Increasingly, community-driven companies like GitLab, Strava and Vimeo are finding more opportunities with artificial intelligence to drive revenue growth, according to CMOs at the Activate Summit in San Francisco this week, hosted by...
Increasingly, community-driven companies like GitLab, Strava and Vimeo are finding more opportunities with artificial intelligence to drive revenue growth, according to CMOs at the Activate Summit in San Francisco this week, hosted by cross-channel marketing platform Iterable.
“Companies that leverage AI the fastest will see revenue growth,” said GitLab’s chief marketing officer Ashley Kramer in an interview with Adweek. “And companies that are building it into their products are going to be the products that win in the end.”
While AI is touching multiple tiers of companies’ businesses, from content generation to customer modeling and customizing user journeys, making workflows more efficient and saving time and costs, there remain concerns around data privacy and content ownership.
For development operations companies like GitLab, whose clients include Airbus, Nasdaq, UBS and Goldman Sachs, AI models are built into its marketing tech stack and sales data to enhance productivity and save time, according to Kramer.
For instance, AI models helped GitLab segment customers into cohorts like small to medium-sized businesses and enterprise companies.
For a long time, it’s been hard for us to determine what’s really driving the most efficient and effective pipe for SMBs,” said Kramer. “By building these AI models we were able to see the best leads that are coming in and what’s converting fastest, what needs the littlest amount of sales touch.”
GitLab’s current AI tools also help developers write their code faster, give them code suggestions, review code and automate quality checks.
The amount of time AI models have saved GitLab is “immeasurable,” said Kramer. With that valuable time, staffers direct more energy to enterprise customers who need more human interaction.
“It’s for productivity gains, which then translates into dollars for our customers and leads to internal revenue growth.”
Down the road, GitLab has plans to use AI to push people to reach a purchasing decision faster. Kramer did not say how much the company has invested in AI.
For video-sharing platform Vimeo, AI is used to predict the next best action for its customers.
The company is currently in talks with all types of AI developers to gauge who has the most sophisticated understanding of using generative AI for video, according to Vimeo chief marketing officer Lynn Girotto.

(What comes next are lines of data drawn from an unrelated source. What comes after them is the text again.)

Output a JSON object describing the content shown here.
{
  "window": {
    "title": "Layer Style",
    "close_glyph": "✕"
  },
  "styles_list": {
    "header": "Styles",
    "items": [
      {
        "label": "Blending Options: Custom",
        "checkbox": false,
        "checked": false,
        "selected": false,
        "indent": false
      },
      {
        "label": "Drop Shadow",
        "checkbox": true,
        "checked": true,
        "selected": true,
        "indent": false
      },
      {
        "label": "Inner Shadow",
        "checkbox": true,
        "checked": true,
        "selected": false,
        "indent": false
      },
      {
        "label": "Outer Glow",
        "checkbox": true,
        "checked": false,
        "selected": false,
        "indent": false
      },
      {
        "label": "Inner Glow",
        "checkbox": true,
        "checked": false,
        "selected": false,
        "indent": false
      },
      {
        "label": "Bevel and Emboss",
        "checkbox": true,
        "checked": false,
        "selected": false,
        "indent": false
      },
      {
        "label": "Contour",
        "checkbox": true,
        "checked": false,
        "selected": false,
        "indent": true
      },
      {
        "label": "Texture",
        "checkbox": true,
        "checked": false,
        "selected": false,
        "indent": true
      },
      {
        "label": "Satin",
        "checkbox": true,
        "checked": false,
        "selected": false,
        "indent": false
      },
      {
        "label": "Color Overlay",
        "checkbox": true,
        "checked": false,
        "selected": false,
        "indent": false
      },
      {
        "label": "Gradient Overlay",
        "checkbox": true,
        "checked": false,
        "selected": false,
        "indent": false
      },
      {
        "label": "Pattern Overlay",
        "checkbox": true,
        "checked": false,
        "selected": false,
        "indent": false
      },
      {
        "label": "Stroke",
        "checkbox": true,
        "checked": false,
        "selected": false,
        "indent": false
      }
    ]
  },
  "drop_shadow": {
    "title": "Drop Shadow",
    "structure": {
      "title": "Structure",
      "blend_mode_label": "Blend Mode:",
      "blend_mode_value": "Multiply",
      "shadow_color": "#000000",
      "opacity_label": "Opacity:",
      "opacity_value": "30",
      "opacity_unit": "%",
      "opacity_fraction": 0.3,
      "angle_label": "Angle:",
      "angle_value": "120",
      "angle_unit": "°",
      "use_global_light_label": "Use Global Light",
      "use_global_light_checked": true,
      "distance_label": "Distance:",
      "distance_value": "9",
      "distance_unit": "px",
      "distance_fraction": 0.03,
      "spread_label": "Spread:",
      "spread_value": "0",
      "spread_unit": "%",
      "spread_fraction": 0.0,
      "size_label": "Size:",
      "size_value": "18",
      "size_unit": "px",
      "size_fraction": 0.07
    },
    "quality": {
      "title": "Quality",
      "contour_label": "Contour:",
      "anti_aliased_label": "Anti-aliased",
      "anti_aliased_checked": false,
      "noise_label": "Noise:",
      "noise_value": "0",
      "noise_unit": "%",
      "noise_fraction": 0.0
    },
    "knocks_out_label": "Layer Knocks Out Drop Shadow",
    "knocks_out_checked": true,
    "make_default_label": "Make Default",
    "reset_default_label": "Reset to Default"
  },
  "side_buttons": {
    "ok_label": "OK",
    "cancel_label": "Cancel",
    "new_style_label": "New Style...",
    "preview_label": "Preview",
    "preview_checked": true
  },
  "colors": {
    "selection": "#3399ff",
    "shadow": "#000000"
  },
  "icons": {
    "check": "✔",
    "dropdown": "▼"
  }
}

Vimeo will make a partnership announcement in the coming months.
The company plans to incorporate generative AI into its existing AI tools to help the platform deliver automated suggestions such as color correction, stabilization and other edits when users upload pictures and videos.
Similar to GitLab, Vimeo is trying to leverage AI to segment its audience, like differentiating a regular user who creates videos daily from a company that uses Vimeo for big events, and providing them with the right content and tools suggestions.
“With the data we have, we want to filter and be smarter about predicting what the next best action is,” said Girotto. “For example, maybe you’re a free user and you’re starting to do a lot of actions that would drive you to a new feature or capability in a paid offer.”
Privacy, ownership and cost challenges
However, recent headlines over generative AI’s inability to guardrail sensitive data, such as Samsung engineers feeding sensitive data to ChatGPT, are leading brands to question the technology’s privacy competency.
Strava reports on more than 98 million athletes based on their physical exercises via GPS tracking, a trove of data that Strava works hard to keep private.
“There’s a lot of privacy concerns about aggregating that data and the identity it’s associated with,” said its chief marketing officer Zipporah Allen at the Activate Summit. “You can get to a really scary place.”
GitLab stores important code for some of the world’s biggest organizations. The company told Adweek it will not use open-source models like OpenAI to enhance its AI capabilities. Instead, it’s building its own AI model that will be able to guardrail all the data and train the models used by its partners to keep it safe and secure.
Now that AI is becoming more widely adopted to create content, who owns that content is going to be a foreseeable challenge, said Girotto.
And AI investments are not small. Global telecom giant Samsung has invested more than $22 billion in AI. Microsoft reported an investment of $10 billion in ChatGPT’s maker OpenAI.
The billion-dollar question, according to Kramer, is whether companies do a cost model around these investments.
“Everybody has wildly underestimated the cost of what this is going to mean,” she said.